Beyond the loose structure of the narrative of a guy taking care (relatively) of his paraplegic girlfriend in a post-apocalypric world, you're pretty much on your own. It's first and foremost an "art film," with pure allegory/symbolism striking your mental orbs from the first shot. Not exactly light fare, to say the least. Narrative can roll out in a fairly rudimentary fashion, but seriously, it grows continuously surreal and fucked up as the story goes on. Placards are presented to cut it into chapters, but they're little help to explain the spiraling insanity presented here. At first this line just strikes out in a lazy pattern from the center. It's a bit later that the path takes a growingly steeper path downward.

Flashbacks to Lis and Fando's separate childhoods establishes why they're truly as fucked up as they are in the present. Quite some bastardly things going on here, in Spanish, warranting the Not Rated status given the film. What Jodorowsky does here is combine a wide range of religious, mythological and social patterns in a somewhat unsettling light. It culminates with a truly twisted display of love, justification of self-fulfillment or utter despair yet to be determined. See it for yourself, if you dare!

I have the sneaking suspicion LSD, mushrooms, peyote or some other form of psychotropic substance was used in the creation and shooting of this film. Given that, while disconcerting at times, excellent use of audio throughout the film. And the cinematographer, while occasionally overexposing a couple of scenes, does a good job shooting some pretty experimental stuff that blends the fucked-up narrative as much as possible.

Great Scene: Fando leaving Lis in a pit, and the camera follows his spiraling ascent upwards.

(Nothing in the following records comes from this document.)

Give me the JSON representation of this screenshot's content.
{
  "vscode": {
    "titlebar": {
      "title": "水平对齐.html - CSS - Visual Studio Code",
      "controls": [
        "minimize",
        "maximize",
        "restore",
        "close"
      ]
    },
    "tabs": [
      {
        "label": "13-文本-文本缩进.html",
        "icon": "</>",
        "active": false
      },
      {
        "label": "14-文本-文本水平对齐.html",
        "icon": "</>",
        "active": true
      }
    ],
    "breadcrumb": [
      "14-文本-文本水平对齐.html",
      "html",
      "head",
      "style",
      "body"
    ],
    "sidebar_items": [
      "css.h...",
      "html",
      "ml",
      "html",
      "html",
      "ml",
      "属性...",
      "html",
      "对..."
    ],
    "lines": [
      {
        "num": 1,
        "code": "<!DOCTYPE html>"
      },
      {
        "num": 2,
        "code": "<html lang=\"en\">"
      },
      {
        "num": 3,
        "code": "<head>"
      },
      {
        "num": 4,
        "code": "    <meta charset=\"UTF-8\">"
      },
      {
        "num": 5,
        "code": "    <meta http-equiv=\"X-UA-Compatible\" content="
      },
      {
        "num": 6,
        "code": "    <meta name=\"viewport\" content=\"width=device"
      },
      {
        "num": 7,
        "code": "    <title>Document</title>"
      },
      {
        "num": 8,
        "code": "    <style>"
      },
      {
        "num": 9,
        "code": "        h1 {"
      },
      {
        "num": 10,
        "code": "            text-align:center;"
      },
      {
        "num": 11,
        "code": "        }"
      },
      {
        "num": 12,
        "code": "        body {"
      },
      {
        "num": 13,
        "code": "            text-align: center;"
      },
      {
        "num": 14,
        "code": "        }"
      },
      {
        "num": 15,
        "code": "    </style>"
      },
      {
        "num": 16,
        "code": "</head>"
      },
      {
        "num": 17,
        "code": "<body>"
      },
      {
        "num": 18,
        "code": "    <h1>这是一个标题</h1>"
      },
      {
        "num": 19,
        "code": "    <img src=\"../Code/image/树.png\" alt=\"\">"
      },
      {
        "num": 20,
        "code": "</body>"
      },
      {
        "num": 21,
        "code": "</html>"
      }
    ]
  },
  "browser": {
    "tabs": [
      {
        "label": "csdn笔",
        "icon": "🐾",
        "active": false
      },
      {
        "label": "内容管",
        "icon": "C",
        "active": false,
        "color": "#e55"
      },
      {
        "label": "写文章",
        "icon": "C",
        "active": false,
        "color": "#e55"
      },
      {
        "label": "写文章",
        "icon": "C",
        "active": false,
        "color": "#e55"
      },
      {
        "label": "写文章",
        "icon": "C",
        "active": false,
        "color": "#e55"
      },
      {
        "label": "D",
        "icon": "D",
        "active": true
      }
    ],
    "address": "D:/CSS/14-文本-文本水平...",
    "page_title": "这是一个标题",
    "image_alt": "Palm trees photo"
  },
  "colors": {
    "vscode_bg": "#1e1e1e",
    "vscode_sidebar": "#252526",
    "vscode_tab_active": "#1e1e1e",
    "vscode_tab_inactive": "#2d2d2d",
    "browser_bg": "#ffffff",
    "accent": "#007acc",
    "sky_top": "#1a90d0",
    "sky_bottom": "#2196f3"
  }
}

DVD Notes: This particular edition is part of The films of Alejandro Jodorowsky put out by Anchor Bay/abcko, and quite a contribution it is. "La Constellation Jodorowsky" is a fairly recent (mid 90's) documentary 1:25 in length, giving you an idea how idealistic Jodorowsky is through the history of his films (starting with this first feature film, that actually caused riots in Mexico when it was released due to its perceived blasphemous nature), to interviews with the man himself as well as miscellaneous private footage shot throughout his career. Also included is a photo gallery, mainly of articles written on the film at the time tagged with some production stills. Super-informative if you can read Spanish, I guess. There is also a yet-unheard commentary by Jodorowsky, only neglected due to time constraints. While I'm not too big of a fan of the film itself, this is mainly because of the symbolism lost in translation, so to speak, from time and place. This commentary is supposed to explain quite a bit, and when time is presented, I honestly think I'll get back to this one. You'll see an addendum here if I do.